■ Work required:
From the records below, copy out each line that has the word "file".

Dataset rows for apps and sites
■ ■ ■

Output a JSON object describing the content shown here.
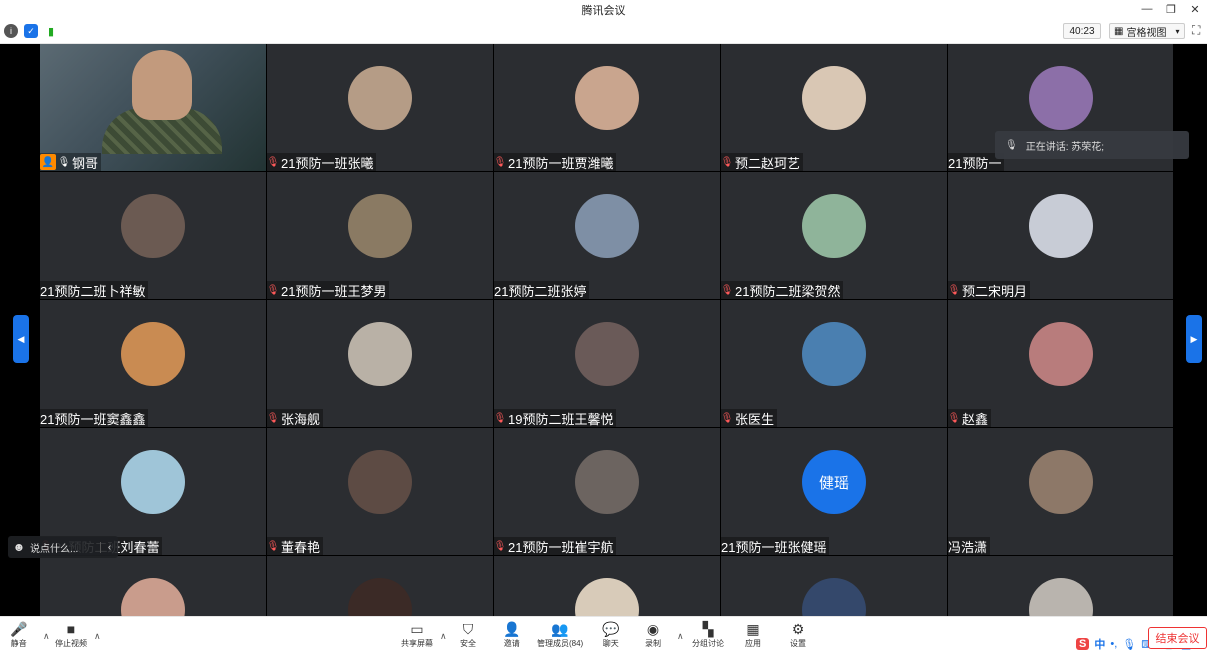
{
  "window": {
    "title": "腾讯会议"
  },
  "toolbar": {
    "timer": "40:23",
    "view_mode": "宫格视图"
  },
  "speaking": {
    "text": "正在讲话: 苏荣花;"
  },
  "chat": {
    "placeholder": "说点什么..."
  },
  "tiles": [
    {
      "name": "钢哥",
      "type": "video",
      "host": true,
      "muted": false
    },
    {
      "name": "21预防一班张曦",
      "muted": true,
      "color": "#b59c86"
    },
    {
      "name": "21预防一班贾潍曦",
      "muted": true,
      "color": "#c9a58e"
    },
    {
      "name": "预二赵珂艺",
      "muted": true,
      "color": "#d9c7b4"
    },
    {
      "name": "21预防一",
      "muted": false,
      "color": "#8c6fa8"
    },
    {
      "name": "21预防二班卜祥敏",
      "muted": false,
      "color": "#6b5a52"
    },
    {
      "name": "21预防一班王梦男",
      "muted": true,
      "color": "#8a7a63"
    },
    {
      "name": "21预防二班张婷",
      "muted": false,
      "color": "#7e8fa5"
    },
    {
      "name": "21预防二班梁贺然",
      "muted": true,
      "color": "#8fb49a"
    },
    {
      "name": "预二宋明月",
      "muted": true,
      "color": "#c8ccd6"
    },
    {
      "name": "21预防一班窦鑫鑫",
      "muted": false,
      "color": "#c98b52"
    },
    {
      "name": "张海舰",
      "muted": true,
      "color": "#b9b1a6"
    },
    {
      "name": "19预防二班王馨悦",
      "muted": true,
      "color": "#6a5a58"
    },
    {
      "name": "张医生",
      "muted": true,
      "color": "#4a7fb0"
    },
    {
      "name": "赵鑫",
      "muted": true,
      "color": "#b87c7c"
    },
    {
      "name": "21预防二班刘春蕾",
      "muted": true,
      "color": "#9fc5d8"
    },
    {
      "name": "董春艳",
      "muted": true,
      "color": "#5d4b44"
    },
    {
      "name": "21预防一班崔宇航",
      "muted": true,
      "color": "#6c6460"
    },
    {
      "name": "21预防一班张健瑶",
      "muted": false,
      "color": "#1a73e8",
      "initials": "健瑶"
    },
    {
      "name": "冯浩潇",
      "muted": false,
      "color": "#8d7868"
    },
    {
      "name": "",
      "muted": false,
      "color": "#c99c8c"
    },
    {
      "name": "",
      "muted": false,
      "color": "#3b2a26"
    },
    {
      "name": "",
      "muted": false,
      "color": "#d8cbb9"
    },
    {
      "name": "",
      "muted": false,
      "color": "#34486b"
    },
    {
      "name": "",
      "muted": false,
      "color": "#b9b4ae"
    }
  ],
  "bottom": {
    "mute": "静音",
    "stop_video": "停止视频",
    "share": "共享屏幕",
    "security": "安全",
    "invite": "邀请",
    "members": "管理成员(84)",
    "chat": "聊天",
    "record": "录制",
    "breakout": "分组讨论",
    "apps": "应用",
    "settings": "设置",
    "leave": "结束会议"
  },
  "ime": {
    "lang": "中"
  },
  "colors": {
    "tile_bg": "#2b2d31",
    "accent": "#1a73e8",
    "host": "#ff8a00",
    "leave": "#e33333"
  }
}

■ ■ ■

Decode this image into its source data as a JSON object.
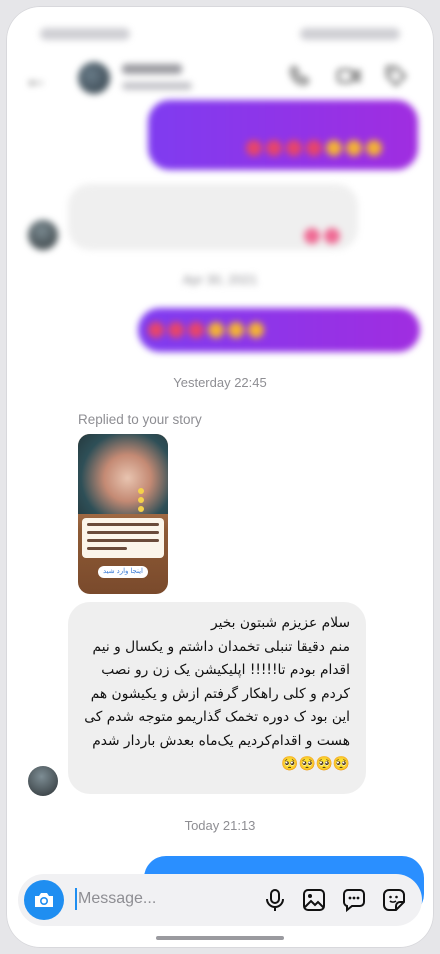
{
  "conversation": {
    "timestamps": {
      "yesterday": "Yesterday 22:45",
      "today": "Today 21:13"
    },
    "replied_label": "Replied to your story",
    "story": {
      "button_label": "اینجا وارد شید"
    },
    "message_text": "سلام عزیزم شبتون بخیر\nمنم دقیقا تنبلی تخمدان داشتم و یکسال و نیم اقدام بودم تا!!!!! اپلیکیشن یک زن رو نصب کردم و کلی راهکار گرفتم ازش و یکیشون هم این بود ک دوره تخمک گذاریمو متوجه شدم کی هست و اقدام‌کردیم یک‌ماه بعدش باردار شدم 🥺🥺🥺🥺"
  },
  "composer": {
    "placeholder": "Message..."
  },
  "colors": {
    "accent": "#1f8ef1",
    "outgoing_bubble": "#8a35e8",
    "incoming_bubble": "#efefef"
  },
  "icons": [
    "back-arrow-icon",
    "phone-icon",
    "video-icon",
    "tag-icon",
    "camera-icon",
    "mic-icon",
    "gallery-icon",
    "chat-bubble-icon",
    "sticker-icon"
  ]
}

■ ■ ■

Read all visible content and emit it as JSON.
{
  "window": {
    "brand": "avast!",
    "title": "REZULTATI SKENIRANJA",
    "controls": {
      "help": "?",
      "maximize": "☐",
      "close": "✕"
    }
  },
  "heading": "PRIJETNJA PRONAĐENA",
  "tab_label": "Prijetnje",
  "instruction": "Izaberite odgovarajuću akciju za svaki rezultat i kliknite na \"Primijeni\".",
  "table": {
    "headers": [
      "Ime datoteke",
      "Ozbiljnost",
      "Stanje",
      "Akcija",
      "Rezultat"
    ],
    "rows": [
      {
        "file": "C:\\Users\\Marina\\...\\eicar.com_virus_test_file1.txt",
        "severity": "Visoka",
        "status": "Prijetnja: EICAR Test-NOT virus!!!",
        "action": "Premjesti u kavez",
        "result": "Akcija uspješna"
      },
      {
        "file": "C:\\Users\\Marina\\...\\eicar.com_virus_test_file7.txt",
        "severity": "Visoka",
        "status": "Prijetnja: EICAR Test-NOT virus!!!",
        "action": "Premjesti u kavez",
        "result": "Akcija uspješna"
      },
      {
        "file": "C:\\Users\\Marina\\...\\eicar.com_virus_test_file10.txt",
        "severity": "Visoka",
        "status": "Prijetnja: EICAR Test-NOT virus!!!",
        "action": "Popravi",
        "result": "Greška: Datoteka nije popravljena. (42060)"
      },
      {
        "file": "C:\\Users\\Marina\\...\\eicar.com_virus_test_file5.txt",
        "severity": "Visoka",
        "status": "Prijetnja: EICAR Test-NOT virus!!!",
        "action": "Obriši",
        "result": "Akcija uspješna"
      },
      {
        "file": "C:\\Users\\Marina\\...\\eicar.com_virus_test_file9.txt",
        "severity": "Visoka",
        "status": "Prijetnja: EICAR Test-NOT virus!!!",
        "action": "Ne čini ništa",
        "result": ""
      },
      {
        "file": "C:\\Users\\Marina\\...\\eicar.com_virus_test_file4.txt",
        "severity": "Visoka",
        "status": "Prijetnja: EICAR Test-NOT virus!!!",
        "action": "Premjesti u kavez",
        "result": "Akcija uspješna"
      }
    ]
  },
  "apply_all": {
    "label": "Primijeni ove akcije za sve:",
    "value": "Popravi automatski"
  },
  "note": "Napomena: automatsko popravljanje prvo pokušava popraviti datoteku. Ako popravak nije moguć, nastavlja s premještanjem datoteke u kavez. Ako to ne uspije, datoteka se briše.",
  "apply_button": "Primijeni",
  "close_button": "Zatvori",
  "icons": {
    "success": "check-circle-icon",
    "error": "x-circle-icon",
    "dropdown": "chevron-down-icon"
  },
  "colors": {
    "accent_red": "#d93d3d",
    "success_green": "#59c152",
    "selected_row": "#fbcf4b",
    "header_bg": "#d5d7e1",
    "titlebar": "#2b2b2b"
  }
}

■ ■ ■

■ Solution to this task:
        "file": "C:\\Users\\Marina\\...\\eicar.com_virus_test_file1.txt",
        "file": "C:\\Users\\Marina\\...\\eicar.com_virus_test_file7.txt",
        "file": "C:\\Users\\Marina\\...\\eicar.com_virus_test_file10.txt",
        "file": "C:\\Users\\Marina\\...\\eicar.com_virus_test_file5.txt",
        "file": "C:\\Users\\Marina\\...\\eicar.com_virus_test_file9.txt",
        "file": "C:\\Users\\Marina\\...\\eicar.com_virus_test_file4.txt",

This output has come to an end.